Life in Kribi, 9 - 12 November 2011
Kribi Travel Blog› entry 4 of 5 › view all entries
This post describes a few of the experiences in Kribi in the period from 9 through 12 november 2011. I put them in one journal, because it was a mix of tourism and family visit, and will keep to the more touristy aspects (with one or two exceptions).
If you stay in a self-catering accomodation in Kribi, there actually is a "boulangerie", where you can buy most things you need. From fresh bread and pastries (many French style) to eggs, canned and bottled food, water, soft drinks and alcoholic drinks. It is definitely a boulangerie, but a small convenience store at the same time. Location: main road inside Kribi town.
Fish and fruit are available at stalls almost everywhere. And there is a daily market in the town, existing of two streets that are closed off for vehicles.
In the late afternoon and evening, the area around the fish market becomes a big place of eateries where the local people gather. Right at the little fisherman's harbour. Fresh fish of all kinds, depending on the catch of the day. This is one place to have dinner, another one is along the road to Edea, just out of town, opposite the Framotel. A very nice terrace right at the sea, where you may have a refreshing breeze. They even have a grill kitchen where they can make you local beef dishes.
All along the sea front and in the main street are eateries, also for breakfast. Getting French or western style breakfast with eggs and bread is no problem.
During our stay, the most consumed drink was beer. There are several local brands like Castel, and Yseberg. The drink to bring for people you visit is definitely whiskey. Highly appreciated. Wine is available but not many people drink it, and some of it is imported in carton boxes via Equatorial Guinea. We found that bottled water is available everywhere.
Jo and I were lucky to be picked up often by relatives and driven around in the area. Just outside of Kribi is the main road south, into the forest to Grand Batanga, and further south to the border with Equatorial Guinea. It is a red gravel road, in the dry season easily doable with a 4x4 drive, but apparently in the rainy season hardly accessible. It is a forest road, and we saw many forestry concessions, where logging at small scale took place.
Along this road some of the logging people explained about the different kinds of trees there. We walked into the "brousse" (bushes) and I walked into a hole, with quite some scratches and small wounds as a consequence.

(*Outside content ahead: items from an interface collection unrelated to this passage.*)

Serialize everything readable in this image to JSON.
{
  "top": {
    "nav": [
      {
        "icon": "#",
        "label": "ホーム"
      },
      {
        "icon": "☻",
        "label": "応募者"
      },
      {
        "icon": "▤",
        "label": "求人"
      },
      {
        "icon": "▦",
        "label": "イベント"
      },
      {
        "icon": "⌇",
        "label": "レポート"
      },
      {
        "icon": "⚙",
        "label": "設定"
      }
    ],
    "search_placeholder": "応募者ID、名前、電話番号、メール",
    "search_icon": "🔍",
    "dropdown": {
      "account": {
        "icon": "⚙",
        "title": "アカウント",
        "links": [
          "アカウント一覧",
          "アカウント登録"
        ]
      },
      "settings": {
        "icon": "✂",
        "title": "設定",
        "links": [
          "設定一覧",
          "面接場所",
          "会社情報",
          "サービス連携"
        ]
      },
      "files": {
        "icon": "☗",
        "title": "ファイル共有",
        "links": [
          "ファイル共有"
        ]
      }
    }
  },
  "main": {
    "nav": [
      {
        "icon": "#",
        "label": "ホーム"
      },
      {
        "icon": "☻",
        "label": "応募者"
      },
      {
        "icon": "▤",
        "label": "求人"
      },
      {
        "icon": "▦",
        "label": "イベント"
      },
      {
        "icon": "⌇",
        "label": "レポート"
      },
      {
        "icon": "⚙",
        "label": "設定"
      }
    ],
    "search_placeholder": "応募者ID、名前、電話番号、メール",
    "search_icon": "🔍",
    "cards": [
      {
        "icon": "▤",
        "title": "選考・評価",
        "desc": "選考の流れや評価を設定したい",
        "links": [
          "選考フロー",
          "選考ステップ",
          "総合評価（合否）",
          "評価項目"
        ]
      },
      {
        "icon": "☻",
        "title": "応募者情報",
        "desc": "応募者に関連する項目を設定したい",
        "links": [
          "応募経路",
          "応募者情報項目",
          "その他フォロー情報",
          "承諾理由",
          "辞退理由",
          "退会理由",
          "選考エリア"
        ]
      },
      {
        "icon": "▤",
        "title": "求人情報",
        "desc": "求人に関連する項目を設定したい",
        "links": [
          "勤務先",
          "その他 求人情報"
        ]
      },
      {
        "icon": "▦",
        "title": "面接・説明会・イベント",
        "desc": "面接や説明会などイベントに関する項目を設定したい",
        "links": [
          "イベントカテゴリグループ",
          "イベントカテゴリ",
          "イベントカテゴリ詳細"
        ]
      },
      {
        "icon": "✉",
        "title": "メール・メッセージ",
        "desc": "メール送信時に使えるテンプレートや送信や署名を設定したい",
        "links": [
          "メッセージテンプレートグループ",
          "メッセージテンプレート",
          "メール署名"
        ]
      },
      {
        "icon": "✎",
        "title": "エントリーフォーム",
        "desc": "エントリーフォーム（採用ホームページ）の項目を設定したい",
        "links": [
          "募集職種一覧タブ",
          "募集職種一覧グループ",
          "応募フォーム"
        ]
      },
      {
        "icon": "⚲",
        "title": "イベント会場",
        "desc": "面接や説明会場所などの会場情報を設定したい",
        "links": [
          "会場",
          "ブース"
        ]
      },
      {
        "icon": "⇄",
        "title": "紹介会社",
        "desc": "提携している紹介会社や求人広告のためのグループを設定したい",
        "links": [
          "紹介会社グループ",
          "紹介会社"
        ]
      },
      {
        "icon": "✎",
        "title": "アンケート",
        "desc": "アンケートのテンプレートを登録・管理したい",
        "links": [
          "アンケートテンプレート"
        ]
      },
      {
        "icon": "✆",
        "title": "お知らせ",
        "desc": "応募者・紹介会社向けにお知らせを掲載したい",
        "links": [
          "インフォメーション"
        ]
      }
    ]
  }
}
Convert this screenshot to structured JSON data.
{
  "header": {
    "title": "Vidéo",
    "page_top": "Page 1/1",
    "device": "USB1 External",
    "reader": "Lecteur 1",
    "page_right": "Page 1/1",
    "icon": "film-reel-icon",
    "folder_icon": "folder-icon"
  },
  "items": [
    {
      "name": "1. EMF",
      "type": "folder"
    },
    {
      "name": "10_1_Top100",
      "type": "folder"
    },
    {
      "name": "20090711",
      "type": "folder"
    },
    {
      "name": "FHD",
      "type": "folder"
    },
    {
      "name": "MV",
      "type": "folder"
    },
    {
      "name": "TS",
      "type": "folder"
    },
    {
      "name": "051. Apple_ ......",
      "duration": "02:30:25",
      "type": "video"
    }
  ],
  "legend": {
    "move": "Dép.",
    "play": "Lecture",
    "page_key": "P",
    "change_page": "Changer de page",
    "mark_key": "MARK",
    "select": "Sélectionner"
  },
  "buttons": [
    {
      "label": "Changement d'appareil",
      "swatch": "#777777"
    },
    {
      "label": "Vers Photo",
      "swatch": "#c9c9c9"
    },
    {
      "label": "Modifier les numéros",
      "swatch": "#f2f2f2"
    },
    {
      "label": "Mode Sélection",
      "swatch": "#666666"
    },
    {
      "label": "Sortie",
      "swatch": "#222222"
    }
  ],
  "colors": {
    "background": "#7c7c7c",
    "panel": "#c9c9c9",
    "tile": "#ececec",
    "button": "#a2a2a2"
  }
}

The immediate area along this coastal road has already been logged, but the procedure is that they need approval to take an "x" percentage of the various species, and leaving other trees intact. Just a little off these roads and logging side roads, there is just forest.
Close to Kribi, along this road, there are many small beaches, each named after French seaside resorts, such as Boulogne, Cannes, etc. These are small enclosed beaches which are private property even though you won't see many houses or hostels as soon as you get further from town.
On this road, we saw just a couple of huge logging trailers of which you wonder how they can drive this road! Back in Kribi we spent most of the time with Jo's relatives.
One morning we visited one of the mayors of a subdivision of Kribi at his home. He was the highest ranked official we would meet. But more so, an important relative, and that translated in the type of whiskey. In his house, which is also the office, we were kindly invited to have some of it with the family. We justified ourselves at this time of the morning with the excuse that this was not early-morning-drinking. Of course not; this was just a dégustation!
North of the city, about 25 kilometers from Kribi, is where the station de péage is, the tollway station.
Although the neighbourhoods around Kribi are almost all built along non-paved roads, some of the houses are actually beautiful, especially those that have been built by people who live or have lived abroad.
One evening we were driving through the town center, and there was one shop (the Paco Rabanne shop) that had red and purple lights on, and in front were three tall ladies in sexy dresses, two of them white, one brown. That first night I could only guess this was the local red light district. The next day, when we went to the "boulangerie" opposite of it, I saw that these ladies were actually plastic dressing models, and that the shop was not a brothel, but the local version of a Paco Rabanne brand ladies wear shop. You see how biased one can be, coming from Holland, having Amsterdam in mind?
On the Saturday, we finally spent some time strolling the main road and the market, and sitting with a cold beer.
I had no idea what to expect, except that it had to be hot and sweaty. Big was my surprise when we entered into a modern, airconditioned club, where the local African music made it difficult not to get on the floor. It was crowded with many young and also not-so-young people. The ambiance and furniture and lighting was surprisingly luxurious. It turned out that this was just one of the two clubs. This one was full with people, the other one (where we went to have a look) was completely empty, but also modern and luxurious. But because there was literally nobody there, we did not stay and went back to the olther one immediately.
In the back of the club, the wall was one big mirror, and many of the people very much liked to see themselves dancing. The rythm was really infectuous. One of the ladies was different from the others. She danced more wildly and was laughing and screaming in a somewhat eery way. She seemed to live in her own world. One of the guys told me that she definitely was one! I asked: "she is one of what?" They explained to me that she was a siren, a mermaid, Mami Wata! "See", he said, "she has no feet". He sounded so convincing, and I could see no feet really (because of her dress) that I believed him, of course. Sirens are an important phenomenon of the Kribi / Grand Batanga area, because in May there is the Grand Fête de la Syrène in Grand Batanga.
Still impressed that I had seen my first siren, we suddenly found out that it was already almost morning. The club was closing and we headed back to the resort. We had had a great time... and this was a nice final to my short stay in Kribi.